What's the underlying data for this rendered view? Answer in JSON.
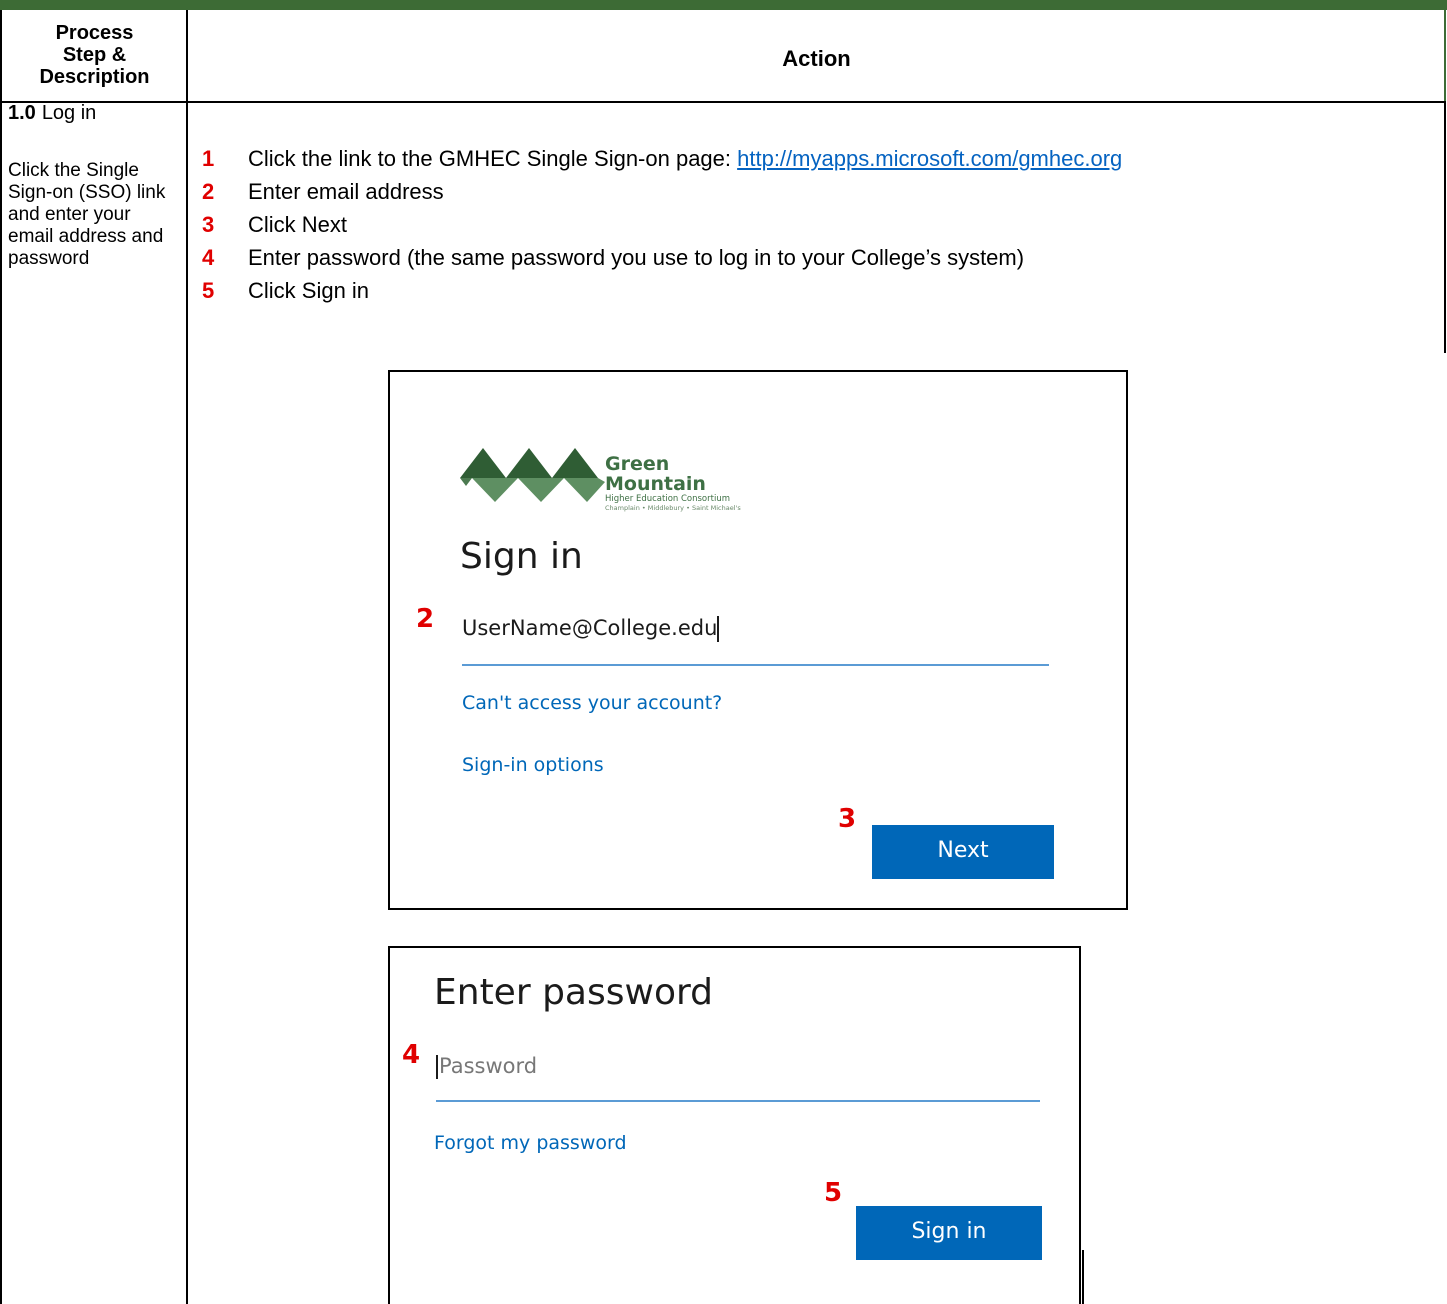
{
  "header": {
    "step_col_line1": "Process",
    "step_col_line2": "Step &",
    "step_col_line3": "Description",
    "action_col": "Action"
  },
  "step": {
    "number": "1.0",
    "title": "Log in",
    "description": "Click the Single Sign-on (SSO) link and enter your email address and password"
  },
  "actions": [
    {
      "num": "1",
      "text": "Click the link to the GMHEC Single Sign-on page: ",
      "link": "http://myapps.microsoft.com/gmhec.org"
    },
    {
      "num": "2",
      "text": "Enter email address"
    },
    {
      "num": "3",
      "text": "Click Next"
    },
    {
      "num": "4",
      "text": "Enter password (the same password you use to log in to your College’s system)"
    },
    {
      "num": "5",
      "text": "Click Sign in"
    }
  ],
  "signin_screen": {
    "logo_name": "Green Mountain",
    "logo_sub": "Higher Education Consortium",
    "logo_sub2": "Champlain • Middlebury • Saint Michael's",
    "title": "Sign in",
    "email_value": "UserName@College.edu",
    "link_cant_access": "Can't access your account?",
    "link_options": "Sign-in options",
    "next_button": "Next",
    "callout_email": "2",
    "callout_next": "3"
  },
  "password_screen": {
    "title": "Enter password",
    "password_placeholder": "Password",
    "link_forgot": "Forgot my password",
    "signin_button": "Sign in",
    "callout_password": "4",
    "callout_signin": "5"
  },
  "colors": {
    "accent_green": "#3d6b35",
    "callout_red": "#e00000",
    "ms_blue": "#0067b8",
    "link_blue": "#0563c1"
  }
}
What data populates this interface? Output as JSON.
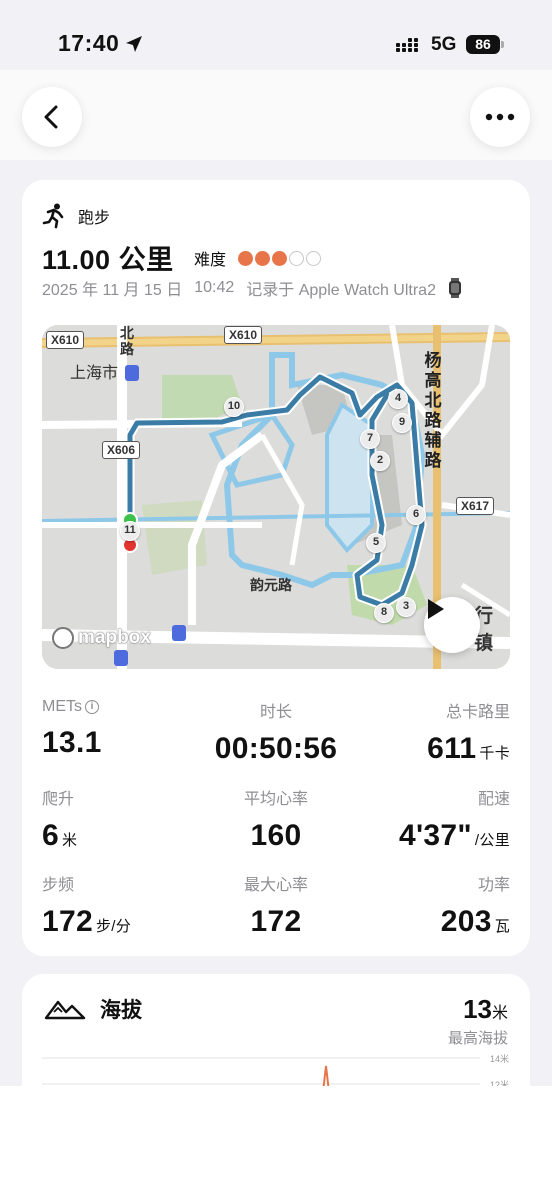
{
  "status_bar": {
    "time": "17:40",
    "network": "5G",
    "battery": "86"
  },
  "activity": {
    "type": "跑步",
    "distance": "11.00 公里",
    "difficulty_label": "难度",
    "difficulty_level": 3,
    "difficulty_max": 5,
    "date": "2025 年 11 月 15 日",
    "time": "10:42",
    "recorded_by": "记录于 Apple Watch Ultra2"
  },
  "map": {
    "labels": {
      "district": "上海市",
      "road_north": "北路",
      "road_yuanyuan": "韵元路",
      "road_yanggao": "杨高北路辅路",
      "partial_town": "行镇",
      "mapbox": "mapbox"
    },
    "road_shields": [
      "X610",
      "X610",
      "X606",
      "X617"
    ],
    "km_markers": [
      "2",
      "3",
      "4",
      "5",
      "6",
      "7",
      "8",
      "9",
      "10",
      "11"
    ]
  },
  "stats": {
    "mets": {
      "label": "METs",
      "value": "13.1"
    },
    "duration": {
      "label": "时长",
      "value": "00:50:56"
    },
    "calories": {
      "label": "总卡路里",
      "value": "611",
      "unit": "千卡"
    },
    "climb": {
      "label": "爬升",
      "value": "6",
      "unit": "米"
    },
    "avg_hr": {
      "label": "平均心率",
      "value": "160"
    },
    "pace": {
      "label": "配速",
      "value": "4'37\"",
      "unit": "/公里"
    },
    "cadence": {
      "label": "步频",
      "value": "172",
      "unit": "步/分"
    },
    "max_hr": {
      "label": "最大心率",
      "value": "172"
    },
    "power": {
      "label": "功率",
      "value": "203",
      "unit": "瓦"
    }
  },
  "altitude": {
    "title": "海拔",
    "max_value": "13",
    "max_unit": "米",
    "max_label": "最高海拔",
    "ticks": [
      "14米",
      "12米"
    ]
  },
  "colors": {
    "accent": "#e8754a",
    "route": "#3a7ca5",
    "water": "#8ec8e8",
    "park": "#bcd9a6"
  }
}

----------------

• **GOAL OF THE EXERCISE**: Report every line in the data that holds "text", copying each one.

• **SOLUTION**:
      "text": "Click the link to the GMHEC Single Sign-on page: ",
      "text": "Enter email address"
      "text": "Click Next"
      "text": "Enter password (the same password you use to log in to your College’s system)"
      "text": "Click Sign in"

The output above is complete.